The sleeve claims that the audio is presented in Dolby Surround, but my amp only detected Dolby Stereo. The track is Dolby Surround however, so my amp obviously doesn't get on with it.

Audio is pretty good for what it is. There is a fair bit of hiss on the track, but again this stems from the low budget origins of the film. Dialogue is nearly always audible (unless Jason Mewes is delivering the lines), with most of the action limited to the front of the soundstage, although there are a few moments when the surrounds come to life.


Probably the best aspect of this disc (apart from the film), the extras are surprisingly plentiful for such a release. Included are the theatrical trailer, deleted scenes with an audio introduction by Kevin Smith, an alternate ending (which would've ended the movie on a very different note), a Soul Asylum music video featuring Jay and Silent Bob and an audio commentary from Kevin Smith and members of the cast and crew.

The commentary track is very insightful and also very amusing, not least because Jason Mewes spends most of the proceedings unconscious on the floor after getting very drunk! He does occasionally wake up long enough to mutter something unintelligible into the microphone, before passing out again. The interaction between the rest of the cast and crew is great, although it can be difficult to hear exactly what's being said at times (it sounds like they're all huddled around a single microphone in someone's bedroom).

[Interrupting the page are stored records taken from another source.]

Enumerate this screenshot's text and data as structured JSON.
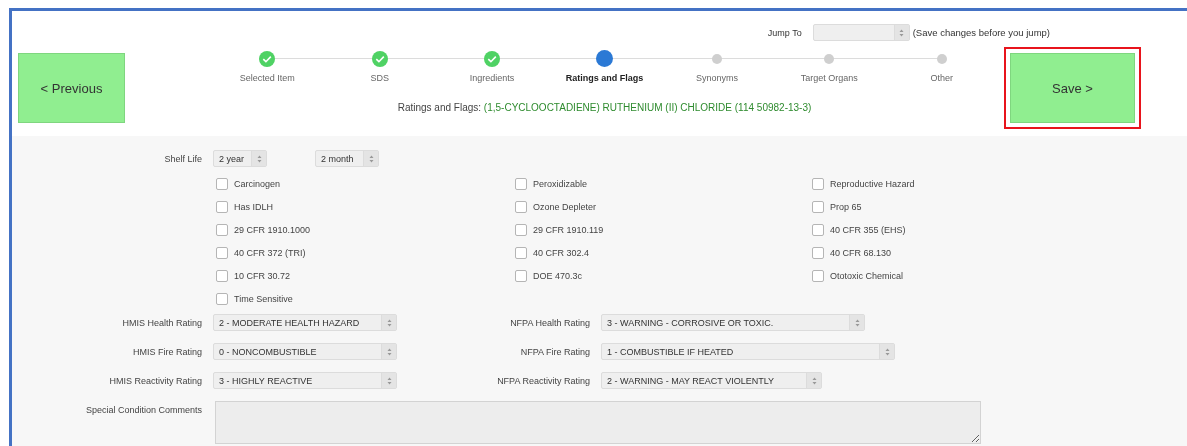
{
  "nav": {
    "previous": "< Previous",
    "save": "Save >",
    "save_highlighted": true
  },
  "jump": {
    "label": "Jump To",
    "hint": "(Save changes before you jump)"
  },
  "steps": [
    {
      "label": "Selected Item",
      "completed": true,
      "selected": false
    },
    {
      "label": "SDS",
      "completed": true,
      "selected": false
    },
    {
      "label": "Ingredients",
      "completed": true,
      "selected": false
    },
    {
      "label": "Ratings and Flags",
      "completed": false,
      "selected": true
    },
    {
      "label": "Synonyms",
      "completed": false,
      "selected": false
    },
    {
      "label": "Target Organs",
      "completed": false,
      "selected": false
    },
    {
      "label": "Other",
      "completed": false,
      "selected": false
    }
  ],
  "subtitle": {
    "label": "Ratings and Flags:",
    "item": "(1,5-CYCLOOCTADIENE) RUTHENIUM (II) CHLORIDE (114 50982-13-3)"
  },
  "shelf_life": {
    "label": "Shelf Life",
    "years": "2 year",
    "months": "2 month"
  },
  "flags": [
    {
      "label": "Carcinogen",
      "checked": false
    },
    {
      "label": "Peroxidizable",
      "checked": false
    },
    {
      "label": "Reproductive Hazard",
      "checked": false
    },
    {
      "label": "Has IDLH",
      "checked": false
    },
    {
      "label": "Ozone Depleter",
      "checked": false
    },
    {
      "label": "Prop 65",
      "checked": false
    },
    {
      "label": "29 CFR 1910.1000",
      "checked": false
    },
    {
      "label": "29 CFR 1910.119",
      "checked": false
    },
    {
      "label": "40 CFR 355 (EHS)",
      "checked": false
    },
    {
      "label": "40 CFR 372 (TRI)",
      "checked": false
    },
    {
      "label": "40 CFR 302.4",
      "checked": false
    },
    {
      "label": "40 CFR 68.130",
      "checked": false
    },
    {
      "label": "10 CFR 30.72",
      "checked": false
    },
    {
      "label": "DOE 470.3c",
      "checked": false
    },
    {
      "label": "Ototoxic Chemical",
      "checked": false
    },
    {
      "label": "Time Sensitive",
      "checked": false
    }
  ],
  "ratings": [
    {
      "label": "HMIS Health Rating",
      "value": "2 - MODERATE HEALTH HAZARD"
    },
    {
      "label": "NFPA Health Rating",
      "value": "3 - WARNING - CORROSIVE OR TOXIC."
    },
    {
      "label": "HMIS Fire Rating",
      "value": "0 - NONCOMBUSTIBLE"
    },
    {
      "label": "NFPA Fire Rating",
      "value": "1 - COMBUSTIBLE IF HEATED"
    },
    {
      "label": "HMIS Reactivity Rating",
      "value": "3 - HIGHLY REACTIVE"
    },
    {
      "label": "NFPA Reactivity Rating",
      "value": "2 - WARNING - MAY REACT VIOLENTLY"
    }
  ],
  "comments": {
    "label": "Special Condition Comments"
  }
}
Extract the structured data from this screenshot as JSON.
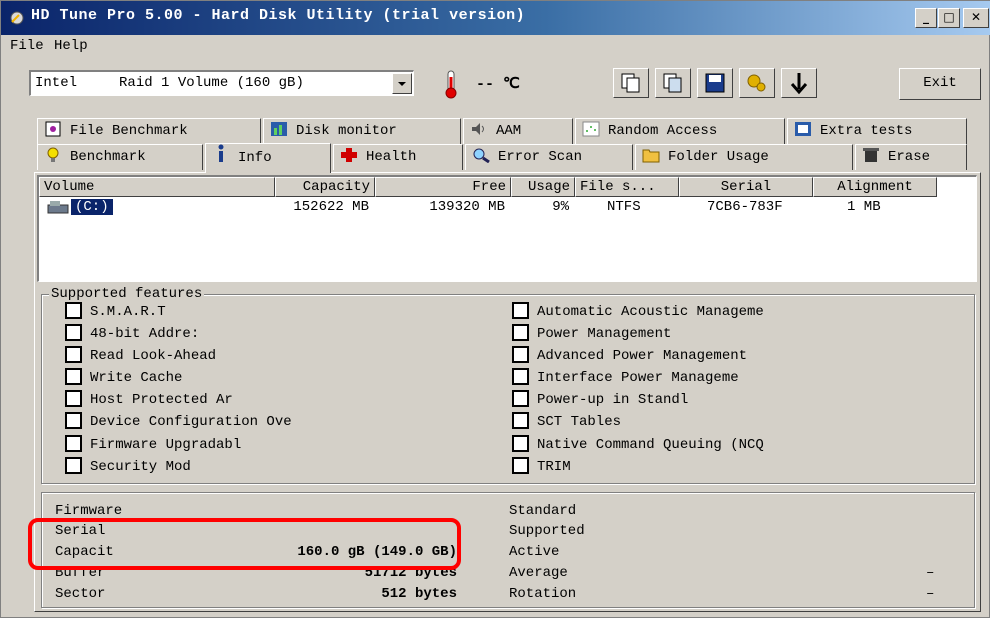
{
  "window": {
    "title": "HD Tune Pro 5.00 - Hard Disk Utility (trial version)"
  },
  "menu": {
    "items": [
      {
        "label": "File"
      },
      {
        "label": "Help"
      }
    ]
  },
  "toolbar": {
    "drive_label": "Intel     Raid 1 Volume (160 gB)",
    "temperature": "-- ℃",
    "exit_label": "Exit"
  },
  "tabs": {
    "row1": [
      {
        "label": "File Benchmark",
        "icon": "file-benchmark-icon"
      },
      {
        "label": "Disk monitor",
        "icon": "disk-monitor-icon"
      },
      {
        "label": "AAM",
        "icon": "speaker-icon"
      },
      {
        "label": "Random Access",
        "icon": "random-access-icon"
      },
      {
        "label": "Extra tests",
        "icon": "extra-tests-icon"
      }
    ],
    "row2": [
      {
        "label": "Benchmark",
        "icon": "lightbulb-icon"
      },
      {
        "label": "Info",
        "icon": "info-icon",
        "active": true
      },
      {
        "label": "Health",
        "icon": "health-cross-icon"
      },
      {
        "label": "Error Scan",
        "icon": "magnifier-icon"
      },
      {
        "label": "Folder Usage",
        "icon": "folder-icon"
      },
      {
        "label": "Erase",
        "icon": "trash-icon"
      }
    ]
  },
  "volumes": {
    "headers": [
      "Volume",
      "Capacity",
      "Free",
      "Usage",
      "File s...",
      "Serial",
      "Alignment"
    ],
    "rows": [
      {
        "volume": "(C:)",
        "capacity": "152622 MB",
        "free": "139320 MB",
        "usage": "9%",
        "fs": "NTFS",
        "serial": "7CB6-783F",
        "alignment": "1 MB"
      }
    ]
  },
  "features": {
    "title": "Supported features",
    "left": [
      "S.M.A.R.T",
      "48-bit Addre:",
      "Read Look-Ahead",
      "Write Cache",
      "Host Protected Ar",
      "Device Configuration Ove",
      "Firmware Upgradabl",
      "Security Mod"
    ],
    "right": [
      "Automatic Acoustic Manageme",
      "Power Management",
      "Advanced Power Management",
      "Interface Power Manageme",
      "Power-up in Standl",
      "SCT Tables",
      "Native Command Queuing (NCQ",
      "TRIM"
    ]
  },
  "info": {
    "left_labels": [
      "Firmware",
      "Serial",
      "Capacit",
      "Buffer",
      "Sector"
    ],
    "left_values": [
      "",
      "",
      "160.0 gB (149.0 GB)",
      "51712 bytes",
      "512 bytes"
    ],
    "right_labels": [
      "Standard",
      "Supported",
      "Active",
      "Average",
      "Rotation"
    ],
    "right_values": [
      "",
      "",
      "",
      "–",
      "–"
    ]
  },
  "colors": {
    "titlebar_start": "#0a246a",
    "window_bg": "#d4d0c8",
    "highlight": "#ff0000",
    "selection": "#0a246a"
  }
}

While not everyone's cup of tea, Clerks is a very funny movie. Littered with references to other films, Clerks is also a spotter's wet dream. The dialogue is sharp and witty, although the quality of the delivery is somewhat variable, and there are several very quotable moments. It's definitely not high brow comedy, but neither is it a 'Dude, Where's My Car?' Basically, if you're a fan of movies, comics, Star Wars, vocal obscenities, razor-sharp wit and can overlook the low budget look and feel of the film, Clerks is for you.
posted by Chris Gould on 21/12/2002 01:39